··· PROVIDED RECORDS

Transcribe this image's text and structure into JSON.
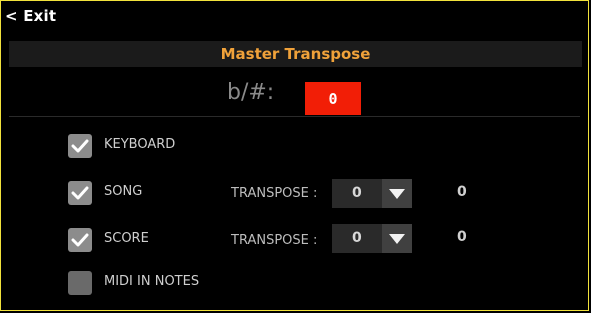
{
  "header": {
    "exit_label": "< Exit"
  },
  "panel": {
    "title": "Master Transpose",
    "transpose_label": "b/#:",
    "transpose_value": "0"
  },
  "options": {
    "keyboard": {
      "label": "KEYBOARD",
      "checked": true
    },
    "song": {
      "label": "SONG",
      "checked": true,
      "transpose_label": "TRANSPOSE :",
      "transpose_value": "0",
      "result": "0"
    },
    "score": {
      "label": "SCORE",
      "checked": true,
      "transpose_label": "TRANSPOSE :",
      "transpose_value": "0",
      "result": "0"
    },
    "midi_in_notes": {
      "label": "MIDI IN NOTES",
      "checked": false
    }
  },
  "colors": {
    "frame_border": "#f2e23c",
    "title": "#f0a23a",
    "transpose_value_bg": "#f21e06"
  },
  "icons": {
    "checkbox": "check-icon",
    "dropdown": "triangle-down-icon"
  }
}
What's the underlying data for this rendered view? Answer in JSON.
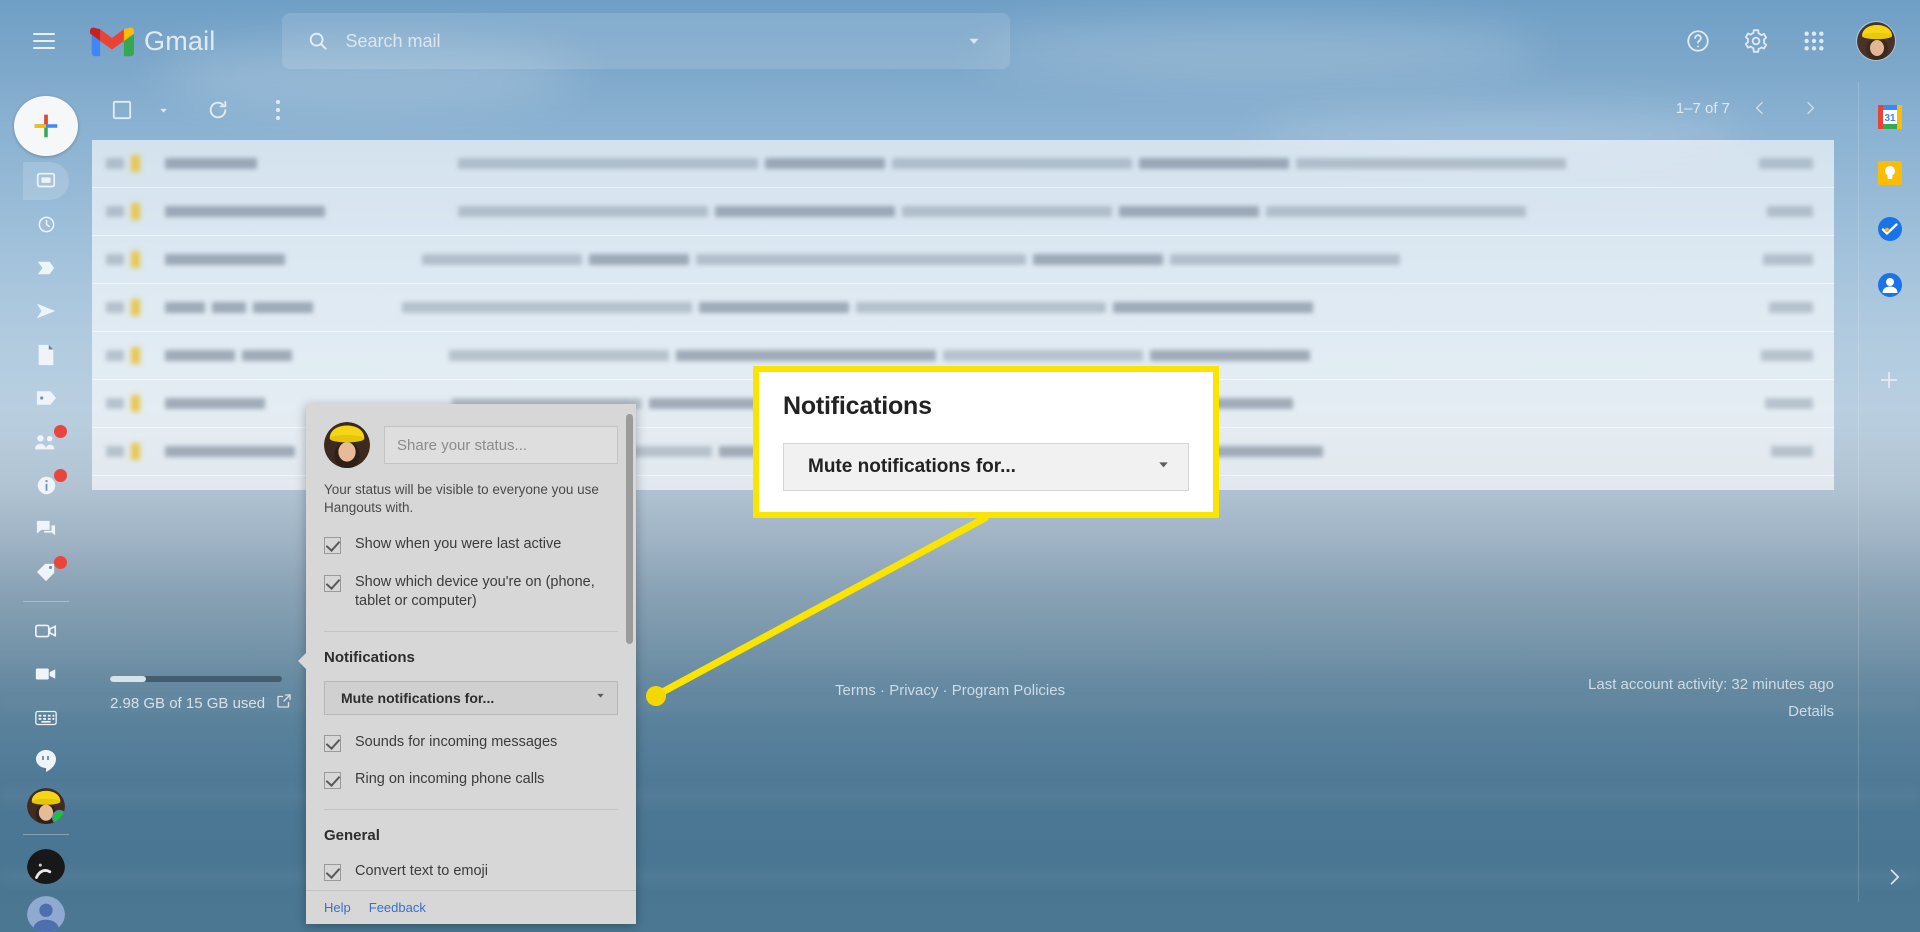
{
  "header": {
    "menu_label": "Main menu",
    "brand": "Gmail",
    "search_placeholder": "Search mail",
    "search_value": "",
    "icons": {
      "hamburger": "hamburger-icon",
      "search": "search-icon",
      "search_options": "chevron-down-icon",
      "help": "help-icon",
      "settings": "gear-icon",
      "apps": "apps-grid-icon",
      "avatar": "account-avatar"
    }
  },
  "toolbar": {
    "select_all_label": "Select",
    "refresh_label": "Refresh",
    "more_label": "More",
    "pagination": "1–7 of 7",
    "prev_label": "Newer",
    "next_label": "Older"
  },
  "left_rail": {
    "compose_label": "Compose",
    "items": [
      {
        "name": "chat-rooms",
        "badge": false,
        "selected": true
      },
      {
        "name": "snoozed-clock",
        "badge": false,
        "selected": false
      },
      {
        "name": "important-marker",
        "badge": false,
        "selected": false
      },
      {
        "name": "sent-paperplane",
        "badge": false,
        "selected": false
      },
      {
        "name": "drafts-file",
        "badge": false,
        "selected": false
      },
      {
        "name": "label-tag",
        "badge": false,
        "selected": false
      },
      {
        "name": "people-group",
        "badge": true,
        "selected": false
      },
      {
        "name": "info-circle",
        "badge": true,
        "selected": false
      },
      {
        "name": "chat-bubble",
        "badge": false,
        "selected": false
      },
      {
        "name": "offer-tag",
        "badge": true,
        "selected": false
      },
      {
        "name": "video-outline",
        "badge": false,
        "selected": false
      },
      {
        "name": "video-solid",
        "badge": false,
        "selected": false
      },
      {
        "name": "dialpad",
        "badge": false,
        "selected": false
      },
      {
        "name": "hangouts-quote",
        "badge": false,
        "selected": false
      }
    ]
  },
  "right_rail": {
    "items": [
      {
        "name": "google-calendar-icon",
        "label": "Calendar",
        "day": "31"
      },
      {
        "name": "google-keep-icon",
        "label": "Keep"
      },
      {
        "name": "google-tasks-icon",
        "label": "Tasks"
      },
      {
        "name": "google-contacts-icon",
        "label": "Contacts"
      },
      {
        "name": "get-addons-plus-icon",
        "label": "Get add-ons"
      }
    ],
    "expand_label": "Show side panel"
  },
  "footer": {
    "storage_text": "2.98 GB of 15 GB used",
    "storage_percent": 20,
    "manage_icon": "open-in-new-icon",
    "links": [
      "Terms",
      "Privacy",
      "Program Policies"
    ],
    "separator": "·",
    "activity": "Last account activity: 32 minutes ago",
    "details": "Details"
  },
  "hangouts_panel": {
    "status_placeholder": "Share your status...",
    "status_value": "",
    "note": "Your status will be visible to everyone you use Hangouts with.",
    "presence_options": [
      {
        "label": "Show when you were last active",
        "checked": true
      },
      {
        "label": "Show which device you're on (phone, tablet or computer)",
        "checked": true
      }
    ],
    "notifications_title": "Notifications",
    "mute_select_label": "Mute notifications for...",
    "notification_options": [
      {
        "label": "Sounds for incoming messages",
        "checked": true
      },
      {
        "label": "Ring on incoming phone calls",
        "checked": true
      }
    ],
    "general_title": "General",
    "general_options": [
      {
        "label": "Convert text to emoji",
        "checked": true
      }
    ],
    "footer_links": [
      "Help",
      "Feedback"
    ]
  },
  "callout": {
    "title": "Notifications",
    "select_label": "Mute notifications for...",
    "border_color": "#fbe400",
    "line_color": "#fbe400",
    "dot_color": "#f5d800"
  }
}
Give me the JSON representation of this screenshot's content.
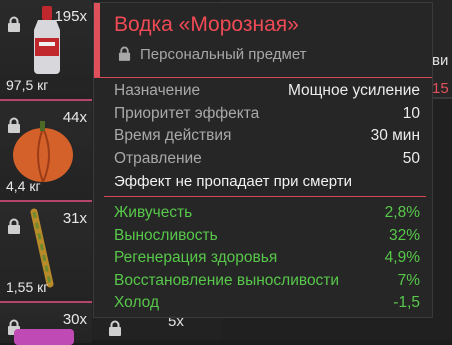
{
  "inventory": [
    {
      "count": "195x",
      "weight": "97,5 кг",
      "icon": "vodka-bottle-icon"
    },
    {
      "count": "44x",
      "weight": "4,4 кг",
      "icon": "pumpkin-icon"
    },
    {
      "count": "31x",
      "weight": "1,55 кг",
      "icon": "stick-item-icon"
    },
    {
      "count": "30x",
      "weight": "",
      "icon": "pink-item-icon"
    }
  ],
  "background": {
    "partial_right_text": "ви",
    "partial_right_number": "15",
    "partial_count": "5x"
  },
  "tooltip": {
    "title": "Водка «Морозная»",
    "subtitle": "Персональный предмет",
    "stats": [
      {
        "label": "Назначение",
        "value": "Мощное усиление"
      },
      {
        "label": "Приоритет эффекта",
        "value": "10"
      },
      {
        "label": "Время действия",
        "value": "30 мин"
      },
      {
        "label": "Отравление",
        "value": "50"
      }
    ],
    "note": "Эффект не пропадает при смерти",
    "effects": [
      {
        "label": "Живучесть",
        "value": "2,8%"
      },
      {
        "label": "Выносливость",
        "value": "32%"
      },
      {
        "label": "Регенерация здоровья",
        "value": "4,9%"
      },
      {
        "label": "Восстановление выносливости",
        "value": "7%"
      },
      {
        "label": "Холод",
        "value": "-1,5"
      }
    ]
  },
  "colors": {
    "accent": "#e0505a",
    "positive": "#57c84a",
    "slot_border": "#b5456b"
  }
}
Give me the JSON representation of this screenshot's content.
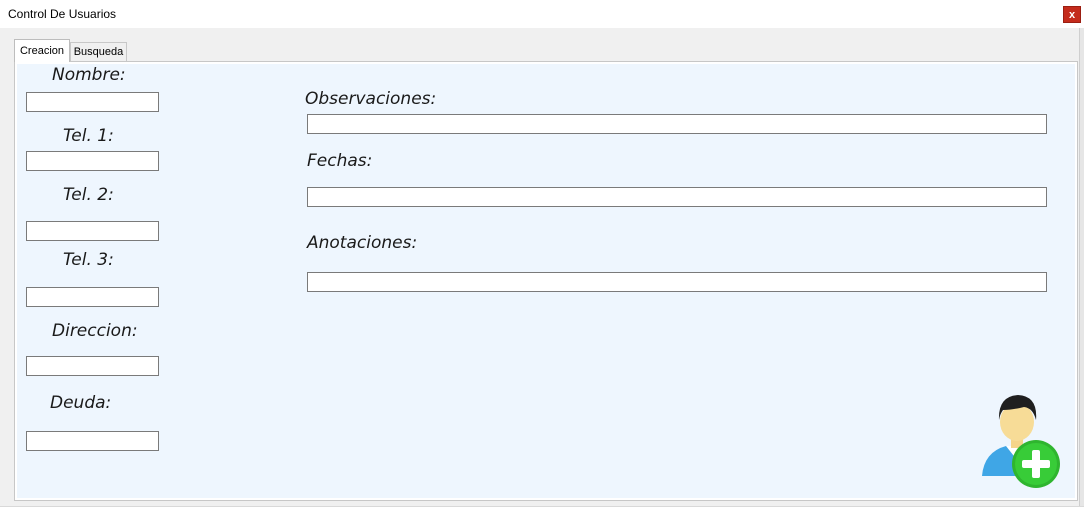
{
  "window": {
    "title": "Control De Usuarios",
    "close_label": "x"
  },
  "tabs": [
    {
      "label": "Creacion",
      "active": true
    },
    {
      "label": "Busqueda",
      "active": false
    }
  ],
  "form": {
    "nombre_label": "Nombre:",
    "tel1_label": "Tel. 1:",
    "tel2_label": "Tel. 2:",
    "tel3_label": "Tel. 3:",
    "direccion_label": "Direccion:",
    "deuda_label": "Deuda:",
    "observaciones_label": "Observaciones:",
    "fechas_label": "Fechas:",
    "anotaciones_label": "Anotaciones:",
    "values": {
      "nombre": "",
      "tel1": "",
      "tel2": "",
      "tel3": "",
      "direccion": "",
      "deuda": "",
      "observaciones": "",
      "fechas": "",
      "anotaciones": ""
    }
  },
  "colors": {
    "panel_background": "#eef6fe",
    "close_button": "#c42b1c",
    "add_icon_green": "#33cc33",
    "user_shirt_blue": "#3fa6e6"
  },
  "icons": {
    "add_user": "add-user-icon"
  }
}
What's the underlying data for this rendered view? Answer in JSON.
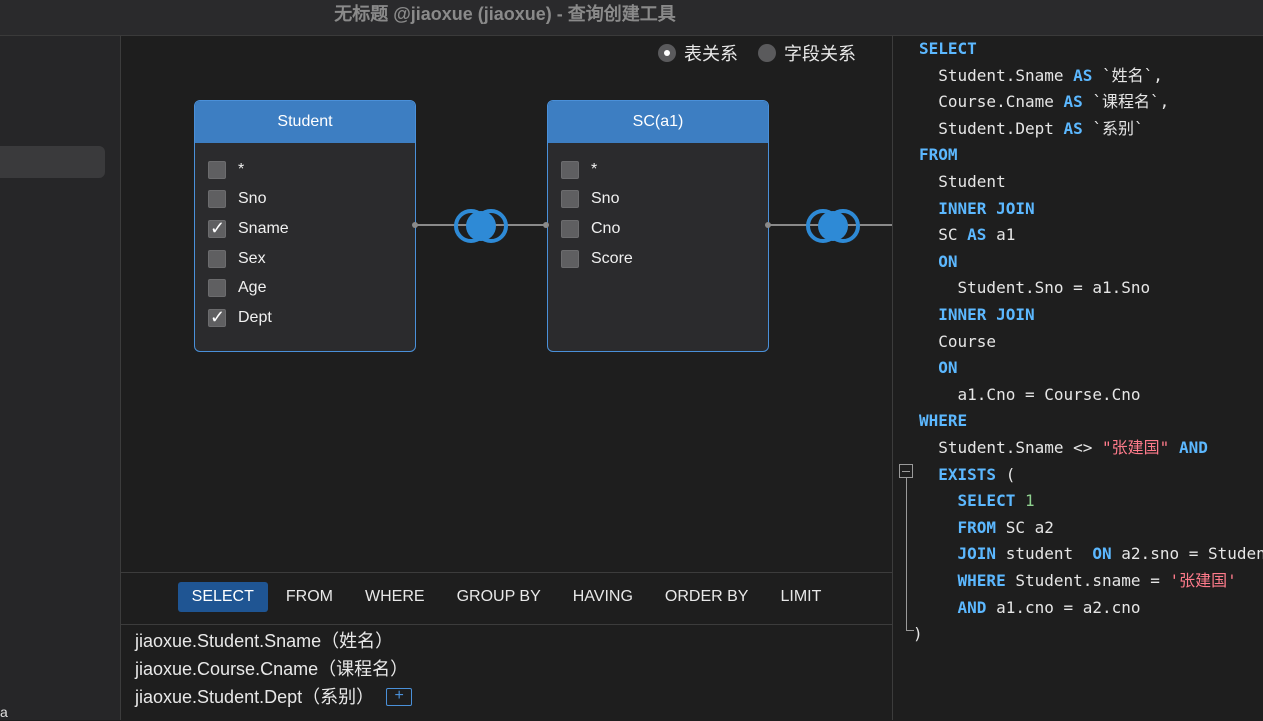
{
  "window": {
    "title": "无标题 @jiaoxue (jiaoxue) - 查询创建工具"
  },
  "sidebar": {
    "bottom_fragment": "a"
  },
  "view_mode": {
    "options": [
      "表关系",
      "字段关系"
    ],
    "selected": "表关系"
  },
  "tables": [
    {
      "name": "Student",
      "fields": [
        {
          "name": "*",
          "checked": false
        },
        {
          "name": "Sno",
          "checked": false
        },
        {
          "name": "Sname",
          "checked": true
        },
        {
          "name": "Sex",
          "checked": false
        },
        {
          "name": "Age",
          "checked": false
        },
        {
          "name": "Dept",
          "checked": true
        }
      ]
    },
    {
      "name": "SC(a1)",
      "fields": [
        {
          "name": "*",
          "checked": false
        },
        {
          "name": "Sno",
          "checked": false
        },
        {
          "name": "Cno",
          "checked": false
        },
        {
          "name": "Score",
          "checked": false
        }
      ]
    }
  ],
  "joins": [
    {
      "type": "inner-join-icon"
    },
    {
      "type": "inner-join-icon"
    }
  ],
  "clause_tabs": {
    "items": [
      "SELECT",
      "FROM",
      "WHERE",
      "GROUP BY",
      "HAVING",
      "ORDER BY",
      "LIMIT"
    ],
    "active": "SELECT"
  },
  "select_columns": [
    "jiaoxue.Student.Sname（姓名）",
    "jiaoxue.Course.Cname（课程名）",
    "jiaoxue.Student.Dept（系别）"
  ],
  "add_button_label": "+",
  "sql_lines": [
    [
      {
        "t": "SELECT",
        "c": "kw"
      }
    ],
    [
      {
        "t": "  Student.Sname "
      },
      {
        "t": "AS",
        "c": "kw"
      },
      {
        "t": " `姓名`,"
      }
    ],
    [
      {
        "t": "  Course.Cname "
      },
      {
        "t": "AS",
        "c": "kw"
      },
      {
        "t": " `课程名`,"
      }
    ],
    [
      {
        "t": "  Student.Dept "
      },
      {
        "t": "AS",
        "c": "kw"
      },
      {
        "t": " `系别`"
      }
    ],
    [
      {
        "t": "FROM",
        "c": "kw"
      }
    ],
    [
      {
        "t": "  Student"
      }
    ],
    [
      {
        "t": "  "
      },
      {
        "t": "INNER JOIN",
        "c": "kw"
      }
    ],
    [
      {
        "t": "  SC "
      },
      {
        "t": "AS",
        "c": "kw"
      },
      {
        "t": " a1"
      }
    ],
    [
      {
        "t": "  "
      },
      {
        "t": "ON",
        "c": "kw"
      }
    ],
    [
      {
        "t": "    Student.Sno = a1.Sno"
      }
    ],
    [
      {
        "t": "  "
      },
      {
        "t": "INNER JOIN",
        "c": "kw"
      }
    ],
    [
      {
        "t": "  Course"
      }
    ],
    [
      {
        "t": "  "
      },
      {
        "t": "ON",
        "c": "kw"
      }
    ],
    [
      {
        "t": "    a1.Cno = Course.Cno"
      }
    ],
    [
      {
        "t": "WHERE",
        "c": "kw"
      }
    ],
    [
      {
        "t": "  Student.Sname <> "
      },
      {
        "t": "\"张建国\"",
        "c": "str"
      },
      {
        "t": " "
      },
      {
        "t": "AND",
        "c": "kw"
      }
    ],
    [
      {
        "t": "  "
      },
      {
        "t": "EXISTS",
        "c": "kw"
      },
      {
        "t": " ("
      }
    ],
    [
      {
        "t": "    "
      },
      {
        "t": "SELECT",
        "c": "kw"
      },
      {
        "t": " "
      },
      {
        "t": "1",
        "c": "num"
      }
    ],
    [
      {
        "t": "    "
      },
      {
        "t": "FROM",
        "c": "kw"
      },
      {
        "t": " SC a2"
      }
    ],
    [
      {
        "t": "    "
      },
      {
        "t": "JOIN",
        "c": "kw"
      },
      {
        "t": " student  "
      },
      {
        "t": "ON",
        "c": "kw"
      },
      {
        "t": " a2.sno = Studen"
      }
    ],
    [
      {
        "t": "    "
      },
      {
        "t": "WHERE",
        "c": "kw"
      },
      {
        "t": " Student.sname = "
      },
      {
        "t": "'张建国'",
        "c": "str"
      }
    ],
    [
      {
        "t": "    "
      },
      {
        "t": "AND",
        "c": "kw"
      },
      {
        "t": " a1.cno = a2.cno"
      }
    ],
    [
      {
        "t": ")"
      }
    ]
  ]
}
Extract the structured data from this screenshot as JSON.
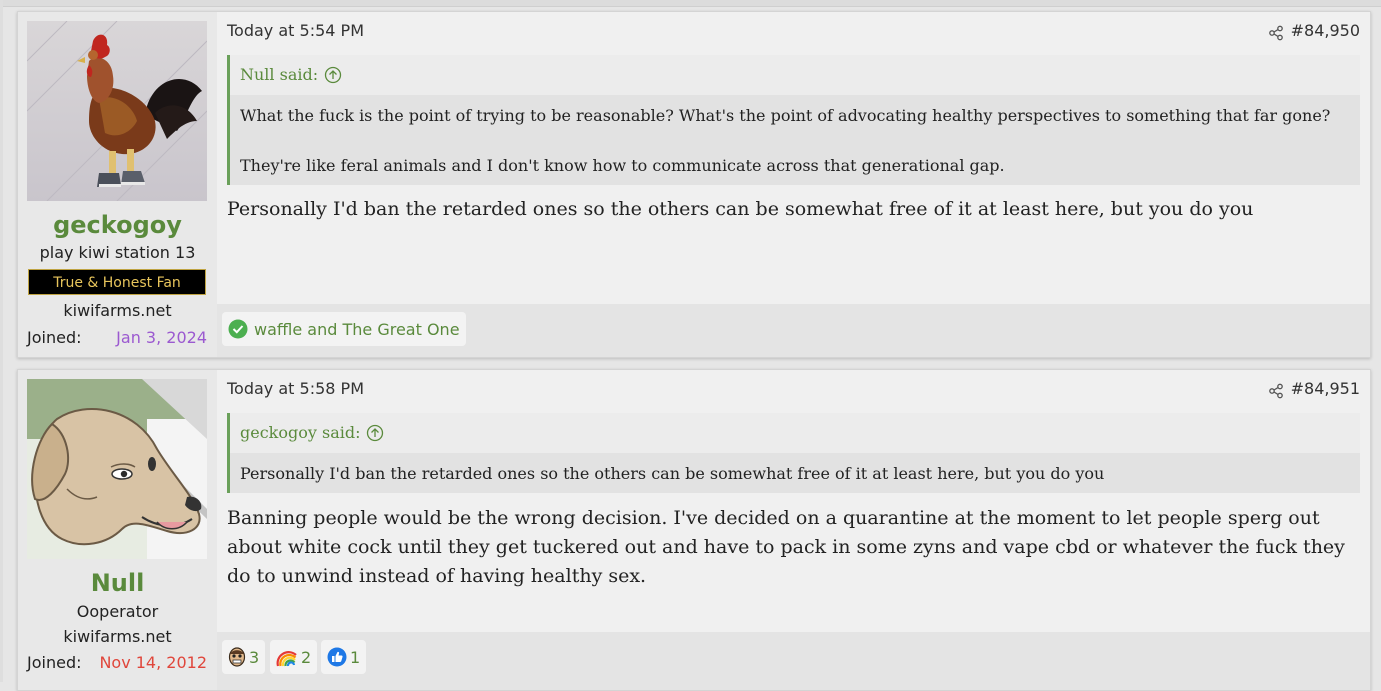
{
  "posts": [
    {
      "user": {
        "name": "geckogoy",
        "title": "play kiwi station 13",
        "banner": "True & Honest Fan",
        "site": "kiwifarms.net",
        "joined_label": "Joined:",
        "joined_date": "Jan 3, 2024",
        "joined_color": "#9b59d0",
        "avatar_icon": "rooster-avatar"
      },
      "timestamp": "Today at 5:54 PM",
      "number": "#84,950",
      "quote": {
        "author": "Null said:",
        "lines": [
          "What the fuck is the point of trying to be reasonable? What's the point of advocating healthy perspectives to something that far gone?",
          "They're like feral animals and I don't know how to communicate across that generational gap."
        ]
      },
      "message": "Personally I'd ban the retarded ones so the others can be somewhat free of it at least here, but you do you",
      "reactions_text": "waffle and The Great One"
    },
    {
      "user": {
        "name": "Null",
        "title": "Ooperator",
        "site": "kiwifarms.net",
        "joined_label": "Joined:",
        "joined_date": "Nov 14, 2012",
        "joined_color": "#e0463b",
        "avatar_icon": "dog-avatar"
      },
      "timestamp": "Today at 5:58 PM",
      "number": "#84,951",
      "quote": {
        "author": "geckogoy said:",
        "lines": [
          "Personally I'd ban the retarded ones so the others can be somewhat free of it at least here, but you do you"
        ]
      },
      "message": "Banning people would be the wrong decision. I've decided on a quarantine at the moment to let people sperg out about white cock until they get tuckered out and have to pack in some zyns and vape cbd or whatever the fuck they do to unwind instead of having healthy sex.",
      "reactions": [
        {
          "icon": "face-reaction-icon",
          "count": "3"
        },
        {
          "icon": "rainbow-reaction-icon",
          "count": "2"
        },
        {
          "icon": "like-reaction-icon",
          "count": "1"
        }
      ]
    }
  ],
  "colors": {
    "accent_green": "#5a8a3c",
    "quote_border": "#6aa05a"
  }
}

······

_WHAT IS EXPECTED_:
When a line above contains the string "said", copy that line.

_FINISHED EXERCISE_:
        "author": "Null said:",
        "author": "geckogoy said:",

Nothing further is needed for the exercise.